*** Provided data
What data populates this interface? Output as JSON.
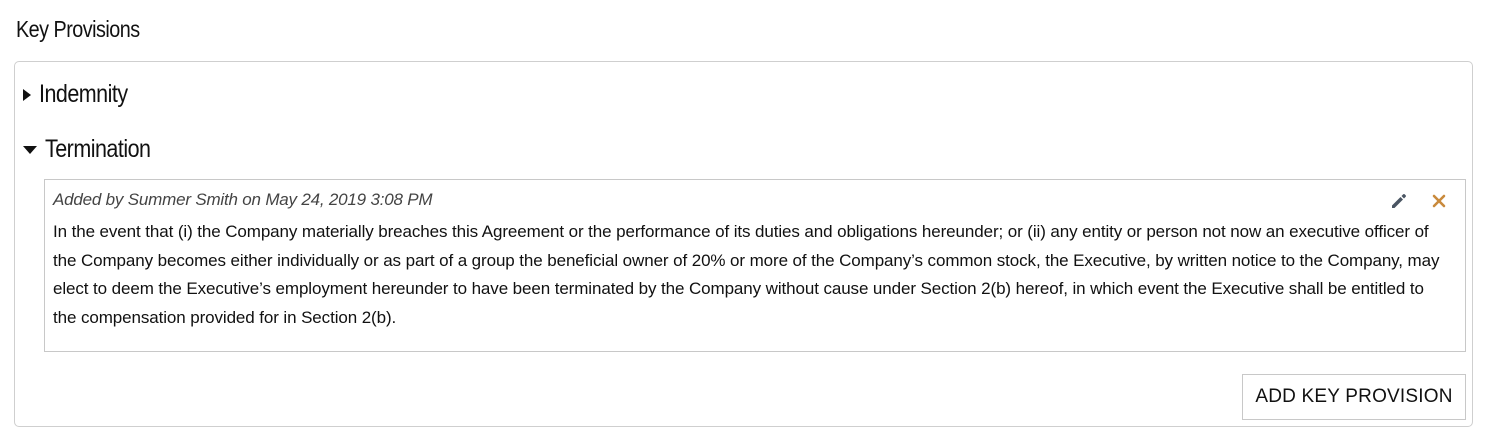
{
  "header": {
    "title": "Key Provisions"
  },
  "accordion": {
    "items": [
      {
        "label": "Indemnity",
        "expanded": false
      },
      {
        "label": "Termination",
        "expanded": true
      }
    ]
  },
  "termination_entry": {
    "meta": "Added by Summer Smith on May 24, 2019 3:08 PM",
    "text": "In the event that (i) the Company materially breaches this Agreement or the performance of its duties and obligations hereunder; or (ii) any entity or person not now an executive officer of the Company becomes either individually or as part of a group the beneficial owner of 20% or more of the Company’s common stock, the Executive, by written notice to the Company, may elect to deem the Executive’s employment hereunder to have been terminated by the Company without cause under Section 2(b) hereof, in which event the Executive shall be entitled to the compensation provided for in Section 2(b).",
    "icons": {
      "edit": "pencil-icon",
      "delete": "close-icon"
    }
  },
  "actions": {
    "add_label": "ADD KEY PROVISION"
  },
  "colors": {
    "edit_icon": "#4a5563",
    "delete_icon": "#c98a3c",
    "border": "#cfcfcf"
  }
}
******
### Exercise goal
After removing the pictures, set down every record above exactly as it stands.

### Response
What data populates this interface? Output as JSON.
{
  "header": {
    "title": "Key Provisions"
  },
  "accordion": {
    "items": [
      {
        "label": "Indemnity",
        "expanded": false
      },
      {
        "label": "Termination",
        "expanded": true
      }
    ]
  },
  "termination_entry": {
    "meta": "Added by Summer Smith on May 24, 2019 3:08 PM",
    "text": "In the event that (i) the Company materially breaches this Agreement or the performance of its duties and obligations hereunder; or (ii) any entity or person not now an executive officer of the Company becomes either individually or as part of a group the beneficial owner of 20% or more of the Company’s common stock, the Executive, by written notice to the Company, may elect to deem the Executive’s employment hereunder to have been terminated by the Company without cause under Section 2(b) hereof, in which event the Executive shall be entitled to the compensation provided for in Section 2(b).",
    "icons": {
      "edit": "pencil-icon",
      "delete": "close-icon"
    }
  },
  "actions": {
    "add_label": "ADD KEY PROVISION"
  },
  "colors": {
    "edit_icon": "#4a5563",
    "delete_icon": "#c98a3c",
    "border": "#cfcfcf"
  }
}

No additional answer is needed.